Lunenburg boasts colourful and historic waterfront buildings, and has a long tradition of high seas fishing and boatbuilding. It has a waterfront marina and a yacht club on nearby Herman's Island.  Other places of interest for boaters along the coast of Lunenburg County include the picturesque Lahave River, which has a small marina and a yacht club. The county's largest town, Bridgewater, has two bridges that span the Lahave River.  Southwest of Lunenburg County lies the shoreline of Queens County. The major port of call here is Liverpool, known as the land of the privateers.  During the American Revolution of 1776-1783, American privateers attacked Nova Scotia's coastal communities. Forced to mobilize a defense, Liverpool formed its own band of privateers to block or intercept enemy ships, often resulting in a King's Bounty reward.  Each year, the town hosts Privateer Days during the early part of the summer, and 2009 will mark its 250th anniversary. The town has a dock for incoming vessels.

Another South Shore town, known for its ties to the American Revolution is the Loyalist community of Shelburne.  In 1784, British Loyalists fleeing the United States increased the small population of Shelburne to more than 10,000, and included the area's first black settlement in nearby Birchtown, where an interpretive centre is now located.  Shelburne has a full-service marina and a number of points of interest along its waterfront, including a dory shop, a wooden boatbuilding shipyard and remnants of the 1995 set of The Scarlet Letter movie, which starring Demi Moore.  The southern part of the Shelburne County is home to Cape Sable Island. The island is famous for its highline fishing and boatbuilding, including the development of the Cape Island boat, a very seaworthy inshore fishing boat.

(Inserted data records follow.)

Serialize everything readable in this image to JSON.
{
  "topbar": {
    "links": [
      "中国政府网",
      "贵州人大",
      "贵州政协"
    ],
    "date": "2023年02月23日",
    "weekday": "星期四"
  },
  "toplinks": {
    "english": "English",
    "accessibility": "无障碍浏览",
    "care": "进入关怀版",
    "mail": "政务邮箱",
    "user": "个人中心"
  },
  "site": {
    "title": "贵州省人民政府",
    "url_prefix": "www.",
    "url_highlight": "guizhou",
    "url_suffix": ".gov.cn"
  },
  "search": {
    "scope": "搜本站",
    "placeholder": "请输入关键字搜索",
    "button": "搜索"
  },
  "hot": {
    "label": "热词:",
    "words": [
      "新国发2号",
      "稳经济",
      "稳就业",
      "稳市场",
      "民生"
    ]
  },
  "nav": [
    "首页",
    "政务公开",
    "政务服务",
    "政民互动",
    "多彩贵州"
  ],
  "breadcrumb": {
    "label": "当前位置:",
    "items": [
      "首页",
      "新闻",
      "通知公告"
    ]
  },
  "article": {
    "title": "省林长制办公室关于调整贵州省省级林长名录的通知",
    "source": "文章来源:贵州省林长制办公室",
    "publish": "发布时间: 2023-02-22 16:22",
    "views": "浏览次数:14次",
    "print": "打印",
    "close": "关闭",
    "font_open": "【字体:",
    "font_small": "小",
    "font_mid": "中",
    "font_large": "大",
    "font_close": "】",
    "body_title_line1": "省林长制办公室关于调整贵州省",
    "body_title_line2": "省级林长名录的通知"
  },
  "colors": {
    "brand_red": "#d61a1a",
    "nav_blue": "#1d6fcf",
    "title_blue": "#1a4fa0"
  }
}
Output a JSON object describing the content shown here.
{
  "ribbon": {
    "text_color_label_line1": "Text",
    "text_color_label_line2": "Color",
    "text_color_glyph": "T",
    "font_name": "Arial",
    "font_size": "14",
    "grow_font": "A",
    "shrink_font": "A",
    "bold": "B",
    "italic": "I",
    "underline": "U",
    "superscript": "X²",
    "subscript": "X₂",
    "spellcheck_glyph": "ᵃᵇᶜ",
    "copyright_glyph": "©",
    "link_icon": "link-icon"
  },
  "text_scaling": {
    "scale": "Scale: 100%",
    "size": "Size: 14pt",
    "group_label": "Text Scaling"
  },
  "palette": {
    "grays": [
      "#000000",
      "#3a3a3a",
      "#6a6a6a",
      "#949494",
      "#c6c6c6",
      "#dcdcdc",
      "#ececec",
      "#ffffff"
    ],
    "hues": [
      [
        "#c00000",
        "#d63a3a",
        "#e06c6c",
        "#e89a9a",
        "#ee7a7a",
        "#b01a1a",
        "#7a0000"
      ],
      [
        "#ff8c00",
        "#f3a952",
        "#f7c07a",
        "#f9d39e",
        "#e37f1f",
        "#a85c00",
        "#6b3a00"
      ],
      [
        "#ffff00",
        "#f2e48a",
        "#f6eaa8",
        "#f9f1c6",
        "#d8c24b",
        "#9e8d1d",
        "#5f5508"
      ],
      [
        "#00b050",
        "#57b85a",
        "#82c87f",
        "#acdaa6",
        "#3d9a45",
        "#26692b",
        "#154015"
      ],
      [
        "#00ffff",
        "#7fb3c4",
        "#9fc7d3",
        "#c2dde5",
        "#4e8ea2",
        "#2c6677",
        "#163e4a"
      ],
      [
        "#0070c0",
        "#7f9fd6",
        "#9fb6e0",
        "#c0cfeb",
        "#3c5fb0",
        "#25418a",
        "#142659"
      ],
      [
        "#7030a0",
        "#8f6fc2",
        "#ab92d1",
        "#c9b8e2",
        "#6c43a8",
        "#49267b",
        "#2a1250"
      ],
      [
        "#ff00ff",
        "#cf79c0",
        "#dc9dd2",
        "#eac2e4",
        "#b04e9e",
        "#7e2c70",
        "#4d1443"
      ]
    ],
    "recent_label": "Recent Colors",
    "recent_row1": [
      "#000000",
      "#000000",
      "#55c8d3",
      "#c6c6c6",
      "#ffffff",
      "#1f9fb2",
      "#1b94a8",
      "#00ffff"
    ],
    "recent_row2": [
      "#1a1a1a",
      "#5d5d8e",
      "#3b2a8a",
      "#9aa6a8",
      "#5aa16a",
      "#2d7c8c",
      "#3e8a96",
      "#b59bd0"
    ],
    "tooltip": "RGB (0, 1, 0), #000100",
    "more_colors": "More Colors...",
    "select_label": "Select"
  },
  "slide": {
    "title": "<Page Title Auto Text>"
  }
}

The final leg of a cruise along Southwestern Shore takes boaters along the coast of Yarmouth County. At the mostly easterly portion of Yarmouth County coastline, boaters will find the Pubnicos. This marks the start of southwestern Nova Scotia's Acadian communities along this shore.  West Pubnico is home to an Acadian Museum and the Historical Acadian Village of Nova Scotia. These attractions offer insight on early Acadian life in Nova Scotia, both prior to and after the deportation of these French-speaking people from Nova Scotia in 1755. Displays show how these early settlers cleverly built dykes along the saltwater marsh coastlines to create productive farm land.  West of the Pubnicos, boaters can explore the picturesque Tusket Islands, where local lobster fishermen have built colourful shanties to live in during the winter lobster fishing season. Small, gray, weather-beaten wharves, loaded with lobster traps, line some of these small shanty-filled islands, and create a captivating sight.

At the tip of southwestern Nova Scotia, is the Town of Yarmouth, an historic fishing and seafaring port. When entering Yarmouth harbour, boaters will be greeted by the lighthouse perched high atop a craggy cliff at Cape Forchu.   Yarmouth has a full-service marina and many points of interest within walking distance of the waterfront. The Laurence Sweeney Fisheries Museum illustrates the important role fishing played in the town's growth, and features many old photographs of fishermen who plied Georges Bank over the past century.   The Yarmouth County Museum & Archives presents much of this history, and has one of the finest collections of tall ships paintings anywhere in Canada. The museum also has an extensive library on Yarmouth's involvement in rum running during the Prohibition years.  Each July, Yarmouth celebrates its seafaring history with Seafest, a four-day waterfront festival.  Yarmouth is the final stop for boaters before heading north towards the Bay of Fundy.